When I sewed that seam, some of the binding on the back side wasn’t caught in the seam.
So I unpicked the seam and pinned it to within an inch of it’s life!
Don’t be afraid to use lots of pins if you need to in order securely hold the binding in place… no one but you (and whoever you tell will ever know.)
This is what it should look like after the binding is sewn to the lining.
Next you’ll be attaching binding all the way around the tablet pouch piece.
Open the remaining binding strip and fold down a half to three quarters of an inch.
Pin binding to outer edge.
Sew the binding on all the way around the outer edge.

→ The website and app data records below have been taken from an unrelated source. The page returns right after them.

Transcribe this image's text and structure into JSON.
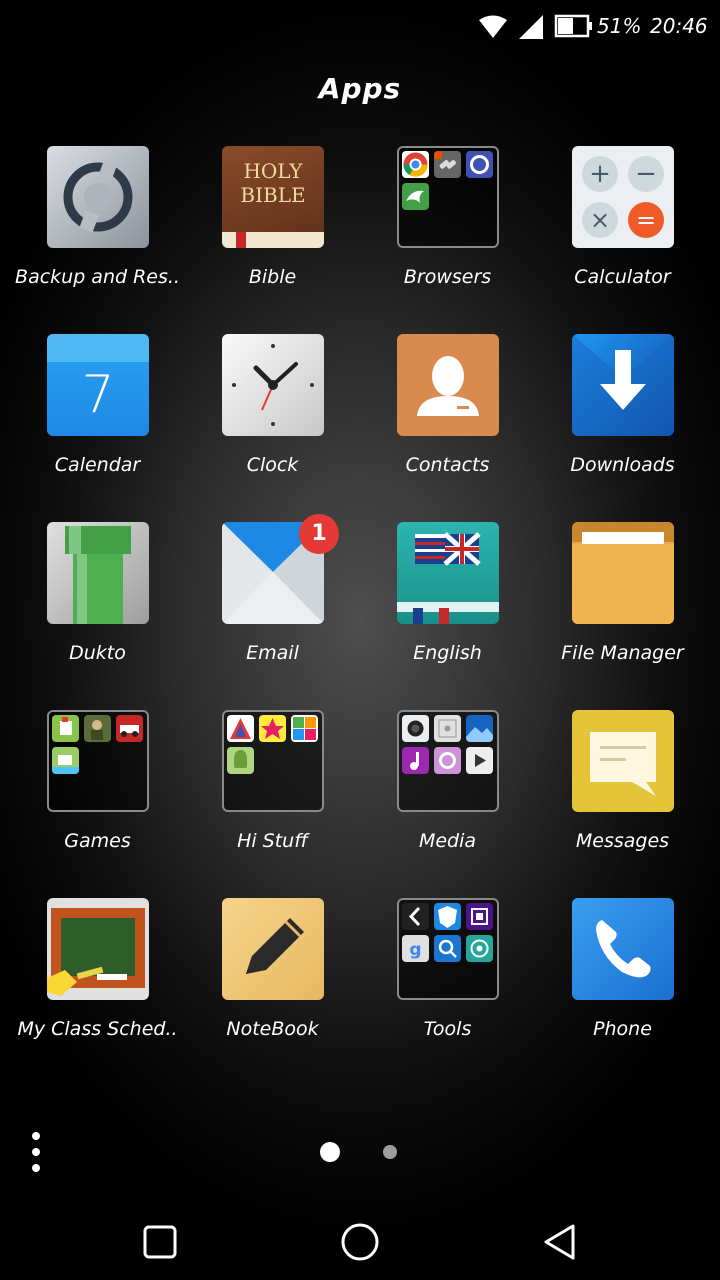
{
  "status_bar": {
    "battery": "51%",
    "time": "20:46",
    "wifi_icon": "wifi-icon",
    "signal_icon": "signal-icon",
    "battery_icon": "battery-icon"
  },
  "page": {
    "title": "Apps"
  },
  "apps": [
    {
      "label": "Backup and Res..",
      "icon": "backup-restore-icon"
    },
    {
      "label": "Bible",
      "icon": "holy-bible-icon",
      "icon_text_1": "HOLY",
      "icon_text_2": "BIBLE"
    },
    {
      "label": "Browsers",
      "icon": "folder-icon"
    },
    {
      "label": "Calculator",
      "icon": "calculator-icon"
    },
    {
      "label": "Calendar",
      "icon": "calendar-icon",
      "icon_text": "7"
    },
    {
      "label": "Clock",
      "icon": "clock-icon"
    },
    {
      "label": "Contacts",
      "icon": "contacts-icon"
    },
    {
      "label": "Downloads",
      "icon": "downloads-icon"
    },
    {
      "label": "Dukto",
      "icon": "pipe-icon"
    },
    {
      "label": "Email",
      "icon": "email-icon",
      "badge": "1"
    },
    {
      "label": "English",
      "icon": "dictionary-flag-icon"
    },
    {
      "label": "File Manager",
      "icon": "file-folder-icon"
    },
    {
      "label": "Games",
      "icon": "folder-icon"
    },
    {
      "label": "Hi Stuff",
      "icon": "folder-icon"
    },
    {
      "label": "Media",
      "icon": "folder-icon"
    },
    {
      "label": "Messages",
      "icon": "message-icon"
    },
    {
      "label": "My Class Sched..",
      "icon": "chalkboard-icon"
    },
    {
      "label": "NoteBook",
      "icon": "pencil-icon"
    },
    {
      "label": "Tools",
      "icon": "folder-icon"
    },
    {
      "label": "Phone",
      "icon": "phone-icon"
    }
  ],
  "pagination": {
    "current": 1,
    "total": 2
  },
  "nav_bar": {
    "recents_icon": "square-recents-icon",
    "home_icon": "circle-home-icon",
    "back_icon": "triangle-back-icon"
  },
  "colors": {
    "calendar": "#2196f3",
    "contacts": "#d98a4f",
    "downloads": "#1a7fd4",
    "messages": "#e6c43a",
    "phone": "#2a8ee0",
    "badge": "#e53935"
  }
}
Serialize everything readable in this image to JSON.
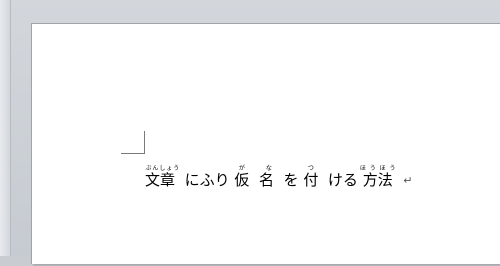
{
  "document": {
    "segments": [
      {
        "base": "文章",
        "ruby": "ぶんしょう"
      },
      {
        "base": "にふり",
        "ruby": ""
      },
      {
        "base": "仮",
        "ruby": "が"
      },
      {
        "base": "名",
        "ruby": "な"
      },
      {
        "base": "を",
        "ruby": ""
      },
      {
        "base": "付",
        "ruby": "つ"
      },
      {
        "base": "ける",
        "ruby": ""
      },
      {
        "base": "方法",
        "ruby": "ほうほう"
      }
    ],
    "paragraph_mark": "↵"
  }
}
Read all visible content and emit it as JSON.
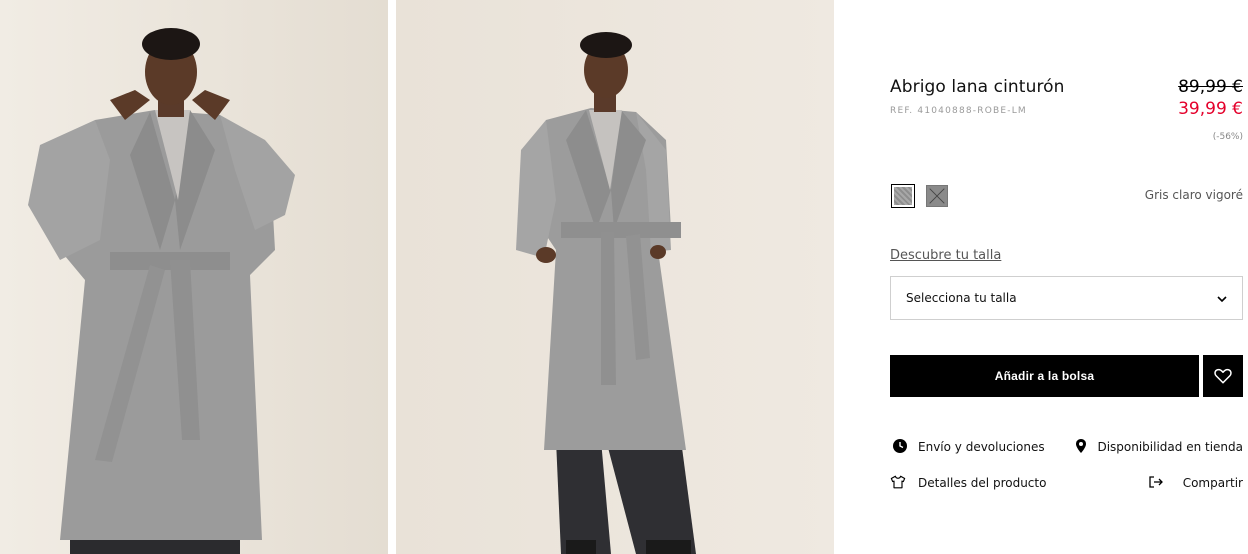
{
  "product": {
    "title": "Abrigo lana cinturón",
    "reference": "REF. 41040888-ROBE-LM",
    "price_original": "89,99 €",
    "price_sale": "39,99 €",
    "discount": "(-56%)"
  },
  "colors": {
    "selected_name": "Gris claro vigoré",
    "swatches": [
      {
        "name": "grey-vigore-swatch",
        "hex": "#9c9c9c"
      },
      {
        "name": "grey-unavailable-swatch",
        "hex": "#8a8a8a"
      }
    ]
  },
  "size": {
    "guide_link": "Descubre tu talla",
    "select_placeholder": "Selecciona tu talla"
  },
  "buttons": {
    "add_to_bag": "Añadir a la bolsa"
  },
  "actions": {
    "shipping": "Envío y devoluciones",
    "availability": "Disponibilidad en tienda",
    "details": "Detalles del producto",
    "share": "Compartir"
  },
  "icons": {
    "shipping": "clock-icon",
    "availability": "location-pin-icon",
    "details": "tshirt-icon",
    "share": "share-icon",
    "favorite": "heart-icon",
    "dropdown": "chevron-down-icon"
  },
  "colors_theme": {
    "sale": "#e4002b",
    "primary_button": "#000000",
    "background": "#ffffff"
  }
}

Slow down when you get to the curves and ease the binding into place. For this step, I didn’t use pins because I found it easier to ease the binding around the curves but as mentioned above… if pinning makes it easier for you… use pins. 🙂
Trim binding leaving enough to turn under the end.
Open up the binding, fold in the end and sew it in place as you did at the start of adding this strip of binding.
Grade the seam to reduce bulk.
Don’t worry if your grading isn’t perfect. It will be hidden inside the binding.
Clip the curves of the flap.
Press binding away from the main piece.
Fold the short straight edge up 8¼” and pin.
To begin sewing the sides together, insert needle into binding at the fold.
Sew using invisible stitch aka ladder stitch.
Repeat for the other side seam.
The finished seams should look like this.
To install the snap:
Use a ruler to determine the middle of the flap. Make a mark with a pencil approximately ¾” from the bound edge.
Position the top of the snap over the pencil mark.
Make sure the prongs come through the lining fabric.
Place second part of snap in position.
Using a hammer and the tool provided with the snap kit, secure the two snap pieces together. (Since I couldn’t hold the camera and the hammer and tool, Dave did this part for me while I took the photo.)
Mark the spot for the other half of the snap by folding the flap down and pressing firmly on the snap.
When you lift the flap, you’ll see a slight indentation. Measure again to make sure this is centered, make adjustments if necessary and install the corresponding snap pieces.
You now have a beautiful new Tablet Pouch to protect your tablet or iPad.
This really did turn out to be a great stash busting project because in the process I actually ended up making 2 pouches… the first being the test pouch and then the second pouch was made so I could take photos for this tutorial.
I love how these pouches turned out and can’t wait to show you the version made with the bunny fabric.
There will also be an embroidered version that I’ll be posting for March’s Embroidery Monday pattern.
Something else I love about this project is how versatile these pouches will be.
If you didn’t want to use them to store your tablet, they would also be great travel pouches for carrying little bits and pieces that you didn’t want to get lost in amongst the rest of your things.
How about as a pouch to put your prettiest panties in.
And wouldn’t this make a really fun way to wrap some lingerie to give to a bride at her bridal shower!
Or maybe you’re the bride or mother-of-the-bride and you want to make special gifts for your bridesmaids.
You might not want to give a pouch full of pretty panties to your mother… or depending on your mother, maybe you do. 🙂
If not, a pouch with a couple of her favorite books inside and a gift certificate for a day at the spa would be a lovely gift for Mother’s Day.
The possibilities for how these pouches could be used are only limited by your imagination.
Click the link below to download and print the pattern piece to get started:
I also used this tutorial to make this beautiful Sashiko Embroidered Pouch. Click the link to get the free Sashiko embroidery pattern!
Every month a group of bloggers are challenged by C’mon Get Crafty to create a new craft or project from their own stash of goodies! Check out some awesome creations you might be able to make from your own stash! #CraftRoomDestashChallenge
If you’d like to join in the Craft Room De-Stash Challenge, you can request to join our Facebook group here!
Be sure to save this project for future reference by clicking on the Pinterest button underneath this post.
And of course, I’d love it if you shared it on Facebook and Twitter as well. 🙂